The actual difference between single-malt & blended Scotch whiskey

Did you know that while whiskey is one of the world’s most common alcoholic drinks, it originates from one of the world’s smallest regions?

True ‘Scotch Whiskey’ refers only to a whiskey made in Scotland, and even there, to claim that title it must have been aged for a minimum of three years in oak!

And while many don’t understand the actual differences, single-malt Scotch Whiskey is considered the most prestigious (and therefore often the most expensive) ‘Scotch Whiskey’ option and preferred tipple-of-choice for the true whiskey aficionado.

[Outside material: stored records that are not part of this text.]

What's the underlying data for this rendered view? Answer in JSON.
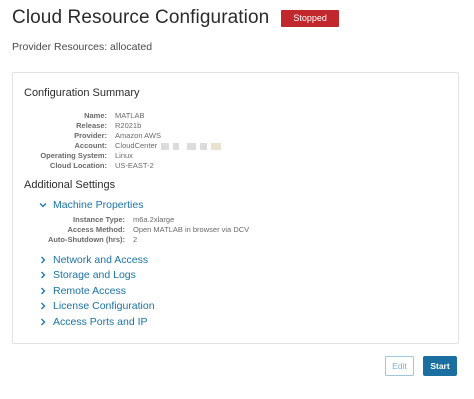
{
  "header": {
    "title": "Cloud Resource Configuration",
    "status": "Stopped"
  },
  "subtitle": "Provider Resources: allocated",
  "summary": {
    "title": "Configuration Summary",
    "rows": [
      {
        "label": "Name:",
        "value": "MATLAB"
      },
      {
        "label": "Release:",
        "value": "R2021b"
      },
      {
        "label": "Provider:",
        "value": "Amazon AWS"
      },
      {
        "label": "Account:",
        "value": "CloudCenter"
      },
      {
        "label": "Operating System:",
        "value": "Linux"
      },
      {
        "label": "Cloud Location:",
        "value": "US-EAST-2"
      }
    ]
  },
  "additional": {
    "title": "Additional Settings",
    "machine": {
      "label": "Machine Properties",
      "rows": [
        {
          "label": "Instance Type:",
          "value": "m6a.2xlarge"
        },
        {
          "label": "Access Method:",
          "value": "Open MATLAB in browser via DCV"
        },
        {
          "label": "Auto-Shutdown (hrs):",
          "value": "2"
        }
      ]
    },
    "sections": [
      {
        "label": "Network and Access"
      },
      {
        "label": "Storage and Logs"
      },
      {
        "label": "Remote Access"
      },
      {
        "label": "License Configuration"
      },
      {
        "label": "Access Ports and IP"
      }
    ]
  },
  "buttons": {
    "edit": "Edit",
    "start": "Start"
  },
  "colors": {
    "accent": "#1a73a8",
    "status": "#c0282d",
    "primary_button": "#1a6fa0"
  },
  "icons": {
    "expanded": "chevron-down-icon",
    "collapsed": "chevron-right-icon"
  }
}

So does it really matter that much? Well, that depends on what you are looking for in your whiskey. So let’s take a little time to explore what defines a single-malt or blended whiskey, and why a single-malt demands its higher price and has a more coveted reputation than its blended cousin — made in Scotland or otherwise.

In essence: if a bottle contains only malt whiskey from only one distillery, it is a ‘single-malt.’ But if a bottle has malt and grain whiskeys from different distilleries, it is known as a blended whiskey. That’s the simple explanation.

What is a malt whiskey?

Made from 100% malted (ground) barley, malt whiskey is twice distilled. The first distillation process is an old fashioned boiling-off of the liquid to remove impurities, and results in a liquid with around 20% alcohol. The second distillation occurs in a spirits still to ensure the product of a premium quality product. The alcohol content at the completion of this process is 60-75%. (Yes, it is then diluted, but taking the alcohol content to this level initially is one of the reasons why malt whiskeys are considered superior).

What is a grain whiskey?

A grain whiskey can be made from any single grain or a combination of barley, wheat, corn or rye grains. The grain whiskey label therefore tends to cover a more diverse range of products, such as straight rye or bourbon. Grain whiskeys are also single-distilled, skipping the old-fashioned first-boiling method. Instead, they are distilled directly in a spirits still and are only taken to the point of achieving the desired alcohol content.

Which is better?

As you can see, malt whiskey is more localised, focussed, refined and (many would say) superior product, made from only one type of grain & twice distilled, while grain whiskey can be made from a range of grains from different origins and its single distillation process creates less complexity and intensity of flavour.

Although a single-malt whiskey is probably the more traditional ‘Scotch,’ it commonly has stronger flavours from the malt (like tobacco, smoke, sour cherries, wood, leather or citrus) that are not exactly ‘easy-drinking’ for many people. And even blended Scotch malt whiskeys can vary dramatically in flavour from different growing regions, different grains, different distilleries and different recipes.

On the other hand, blended whiskey from a range of malt & grains can brings more of the rounder, smoother, sweeter flavours of the various grains to the palate (honey, vanilla, lighter oak, raisins) making these blended whiskeys often a more consumable drink.

So in the end it really comes down to personal preference! So why not do the comparison: check out the Glenfiddich Single-Malt Scotch Whiskey & Johnnie Walker Gold Label Blended Scotch in our store side by side, and decide which one best suits your tastes best.